Based upon the total hours expended and the hourly rates normally charged, the final "lodestar" amount for hours reasonably spent by these attorneys and for paralegal services is $132,327.84, which includes disbursements in the amount of $7,856.79, and 4-1/2 hours expended by two senior litigating partners of the LeBoeuf firm in advising Mr. Sperduto during the course of the litigation. Mr. Sperduto's hourly billing rate is $95; Ms. Janov's, $100; Mr. LeCesne's, $90; Mr. Abate's, $60; and Mr. Turetsky's, a summer associate during the period involved (now a full-time associate), $50. In light of current billing practices of law firms, the aforementioned hourly rates impress the Court as eminently reasonable.
According to the Cohen court's two-step procedure, after the lodestar is obtained, "next, the court may adjust the lodestar figure upward or downward to take account of such subjective factors as the risk and complexity of the litigation and the quality of the representation." 638 F.2d 496 at 505.
The applicant attorneys point out that "the risk and complexity of the litigation," Cohen, supra, 638 F.2d at 505, or "the contingent nature of success," Copeland v. Marshall, 205 U.S. App. D.C. 390, 641 F.2d 880, 892 (D.C. Cir. 1980), warrant an adjustment in the lodestar "to compensate for the risk that the lawsuit would be unsuccessful and that no fee at all would be obtained." Id. They maintain that the injunction order was extraordinarily improbable in view of the reluctance of courts to enjoin elections at the eleventh hour. Also, plaintiffs point out, their counsel was the only one to assert that violations of Section 5 of the Voting Rights Act are per se irreparable injuries. They note, too, that weighing against the probability of success was the fact that the Department of Justice approves 98% of all changes submitted to it. See Slawsky, "A Local Government's Guide to Section 5 of the Voting Rights Act," 12 Urb. Law. 700, 705 n.25 (1980). Finally, they point out that the Attorney General objected to the specific changes which plaintiffs had challenged.

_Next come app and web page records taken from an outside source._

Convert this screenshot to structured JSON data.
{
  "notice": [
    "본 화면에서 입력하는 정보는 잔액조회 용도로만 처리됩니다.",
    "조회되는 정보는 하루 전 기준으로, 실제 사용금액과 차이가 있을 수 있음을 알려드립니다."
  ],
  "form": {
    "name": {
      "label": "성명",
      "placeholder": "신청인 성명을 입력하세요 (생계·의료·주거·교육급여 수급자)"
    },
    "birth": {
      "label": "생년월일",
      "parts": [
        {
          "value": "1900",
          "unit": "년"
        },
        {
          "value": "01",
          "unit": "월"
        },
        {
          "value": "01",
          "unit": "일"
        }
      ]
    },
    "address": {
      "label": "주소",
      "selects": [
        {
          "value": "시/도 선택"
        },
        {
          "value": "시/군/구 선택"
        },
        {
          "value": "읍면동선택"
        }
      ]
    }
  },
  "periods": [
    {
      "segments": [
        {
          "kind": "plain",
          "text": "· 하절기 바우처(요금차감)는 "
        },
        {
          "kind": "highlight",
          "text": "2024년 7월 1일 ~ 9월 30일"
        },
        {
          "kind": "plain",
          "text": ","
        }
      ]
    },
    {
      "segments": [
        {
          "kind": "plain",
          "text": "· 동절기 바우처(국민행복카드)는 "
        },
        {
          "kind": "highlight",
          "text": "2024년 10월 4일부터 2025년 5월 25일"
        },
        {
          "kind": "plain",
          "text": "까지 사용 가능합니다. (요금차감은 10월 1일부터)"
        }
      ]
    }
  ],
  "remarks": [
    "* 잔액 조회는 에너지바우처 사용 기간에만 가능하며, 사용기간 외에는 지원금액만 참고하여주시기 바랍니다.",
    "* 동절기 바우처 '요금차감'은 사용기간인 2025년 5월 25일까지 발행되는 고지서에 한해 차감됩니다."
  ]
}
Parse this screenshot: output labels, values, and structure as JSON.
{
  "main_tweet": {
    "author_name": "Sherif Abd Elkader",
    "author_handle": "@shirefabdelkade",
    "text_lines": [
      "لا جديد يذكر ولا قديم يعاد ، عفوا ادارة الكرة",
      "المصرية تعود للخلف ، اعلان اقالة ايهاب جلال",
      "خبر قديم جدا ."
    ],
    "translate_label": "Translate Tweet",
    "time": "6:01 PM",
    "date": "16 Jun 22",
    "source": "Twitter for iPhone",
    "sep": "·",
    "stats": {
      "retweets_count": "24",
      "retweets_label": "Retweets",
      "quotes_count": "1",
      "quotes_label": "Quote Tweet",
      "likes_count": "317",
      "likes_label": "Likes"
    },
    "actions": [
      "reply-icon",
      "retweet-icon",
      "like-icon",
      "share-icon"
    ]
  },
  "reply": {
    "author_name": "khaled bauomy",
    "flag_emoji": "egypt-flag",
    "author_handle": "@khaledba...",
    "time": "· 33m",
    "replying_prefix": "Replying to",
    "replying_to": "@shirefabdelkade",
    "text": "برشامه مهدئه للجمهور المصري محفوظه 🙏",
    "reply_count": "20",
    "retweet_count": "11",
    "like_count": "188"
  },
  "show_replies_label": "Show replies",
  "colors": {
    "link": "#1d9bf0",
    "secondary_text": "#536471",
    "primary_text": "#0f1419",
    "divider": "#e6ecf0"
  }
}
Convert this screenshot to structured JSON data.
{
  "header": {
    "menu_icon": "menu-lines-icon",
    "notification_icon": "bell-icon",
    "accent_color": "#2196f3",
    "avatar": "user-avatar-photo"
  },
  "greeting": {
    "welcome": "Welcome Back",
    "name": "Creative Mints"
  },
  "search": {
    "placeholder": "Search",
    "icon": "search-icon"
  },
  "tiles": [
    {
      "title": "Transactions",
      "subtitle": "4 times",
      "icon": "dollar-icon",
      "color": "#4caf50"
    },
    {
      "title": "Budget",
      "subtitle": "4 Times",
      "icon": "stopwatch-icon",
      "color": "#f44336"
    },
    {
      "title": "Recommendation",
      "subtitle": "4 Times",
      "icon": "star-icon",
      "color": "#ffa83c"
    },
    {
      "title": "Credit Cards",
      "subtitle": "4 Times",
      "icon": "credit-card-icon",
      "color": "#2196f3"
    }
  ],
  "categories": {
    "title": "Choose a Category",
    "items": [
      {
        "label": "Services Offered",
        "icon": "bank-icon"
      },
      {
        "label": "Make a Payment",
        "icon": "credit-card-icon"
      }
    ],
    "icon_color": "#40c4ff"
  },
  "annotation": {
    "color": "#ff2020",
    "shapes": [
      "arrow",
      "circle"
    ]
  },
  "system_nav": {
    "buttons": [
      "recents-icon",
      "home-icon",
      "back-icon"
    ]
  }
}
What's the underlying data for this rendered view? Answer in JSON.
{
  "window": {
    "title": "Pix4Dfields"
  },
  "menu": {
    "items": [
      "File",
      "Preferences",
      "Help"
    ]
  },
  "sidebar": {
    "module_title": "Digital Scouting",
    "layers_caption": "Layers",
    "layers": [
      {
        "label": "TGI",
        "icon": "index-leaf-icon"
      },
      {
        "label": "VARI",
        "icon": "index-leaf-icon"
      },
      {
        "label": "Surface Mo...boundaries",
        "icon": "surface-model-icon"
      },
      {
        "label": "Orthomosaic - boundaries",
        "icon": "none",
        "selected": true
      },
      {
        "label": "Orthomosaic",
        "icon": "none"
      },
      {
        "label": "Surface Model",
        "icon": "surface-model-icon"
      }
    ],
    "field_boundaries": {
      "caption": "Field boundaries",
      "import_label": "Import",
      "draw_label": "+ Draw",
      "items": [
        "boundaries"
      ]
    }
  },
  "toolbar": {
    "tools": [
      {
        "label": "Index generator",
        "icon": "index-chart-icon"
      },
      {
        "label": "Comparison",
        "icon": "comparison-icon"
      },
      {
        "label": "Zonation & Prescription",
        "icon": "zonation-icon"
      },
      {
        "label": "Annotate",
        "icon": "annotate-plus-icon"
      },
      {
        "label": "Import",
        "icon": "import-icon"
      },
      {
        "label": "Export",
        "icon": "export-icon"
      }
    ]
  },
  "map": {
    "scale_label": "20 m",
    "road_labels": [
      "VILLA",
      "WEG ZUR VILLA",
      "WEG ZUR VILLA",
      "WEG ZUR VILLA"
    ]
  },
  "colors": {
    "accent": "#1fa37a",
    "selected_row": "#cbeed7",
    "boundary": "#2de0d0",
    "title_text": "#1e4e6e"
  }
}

Plaintiffs also urge that their prospects for success were also doubtful with respect to their attack against the election of at-large council members. The precise issue had previously been decided otherwise by a three-judge court in Blaikie v. Wagner, 258 F. Supp. 364 (S.D.N.Y. 1965). Thus, plaintiffs were required to convince the courts to overrule a binding legal precedent.
There can be little doubt here that the quality of representation was an important factor in the success achieved in the litigation. This is all the more so, when defendants were represented by three of the City's most respected attorneys, namely, the former Corporation Counsel, Allen G. Schwartz, Esq., his successor, Frederick A. O. Schwarz, Jr., Esq., and Edward N. Costikyan, Esq., of Paul, Weiss, ...